We will use our familiar paintbrush tool to "paint" the pad footings into an adjacent zone.
Step Six: Assigning Bounding Boxes to Locations
One of the by-products of editing locations in LBS Manager are non-model-based locations (previous physical locations that have been divided into two or more new locations). These are locations which do not have a bounding box associated with them, and therefore, do not have elements associated with them. You can manually assign a bounding box to a location using the paintbrush tool. Let’s assume that this project contains hundreds of locations which we have named already (instead of just the four we show). We can quickly assign bounding boxes to these named locations with the paintbrush. The paintbrush is a much more efficient fix than going back to rename hundreds of locations.

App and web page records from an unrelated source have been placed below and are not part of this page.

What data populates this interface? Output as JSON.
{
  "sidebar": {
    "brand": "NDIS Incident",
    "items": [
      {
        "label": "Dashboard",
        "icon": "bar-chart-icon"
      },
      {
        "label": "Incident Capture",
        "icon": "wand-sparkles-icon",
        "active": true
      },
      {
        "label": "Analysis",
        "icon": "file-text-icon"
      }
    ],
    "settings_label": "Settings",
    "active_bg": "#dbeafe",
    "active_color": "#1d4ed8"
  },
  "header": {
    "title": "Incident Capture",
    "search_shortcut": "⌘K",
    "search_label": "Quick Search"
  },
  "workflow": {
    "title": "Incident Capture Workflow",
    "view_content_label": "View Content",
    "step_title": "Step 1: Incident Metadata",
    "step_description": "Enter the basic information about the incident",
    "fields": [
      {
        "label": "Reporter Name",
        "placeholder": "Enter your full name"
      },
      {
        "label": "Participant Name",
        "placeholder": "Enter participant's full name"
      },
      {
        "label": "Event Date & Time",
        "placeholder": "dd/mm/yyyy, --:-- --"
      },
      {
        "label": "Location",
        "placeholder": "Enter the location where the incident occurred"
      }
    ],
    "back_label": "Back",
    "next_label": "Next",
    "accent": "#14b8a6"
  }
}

Now that you've seen that setting up an estimating project in Vico Office Cost Planner is just like starting a traditional estimate from scratch; and you've seen that utilizing previous project work is as easy as dragging and dropping and auto-complete; and you've seen how to define a quantity takeoff for an element is just like establishing a formula in Excel and even how to map these quantities to their proper location; and you've learned to use Cost Explorer to compare the current project status to the budget; and we've finally started using a BIM model from which we can extract quantities for our estimate using Takeoff Manager; and we've introduced zones to our project so that we can get location-based quantities and cost plan data, let's advance to Level Seven Cost Planner Training. You can also request to receive the entire video collection by completing the form on the Vico Office Training Videos page.
And remember, you can always jump over to the Vico Office Client tutorial videos.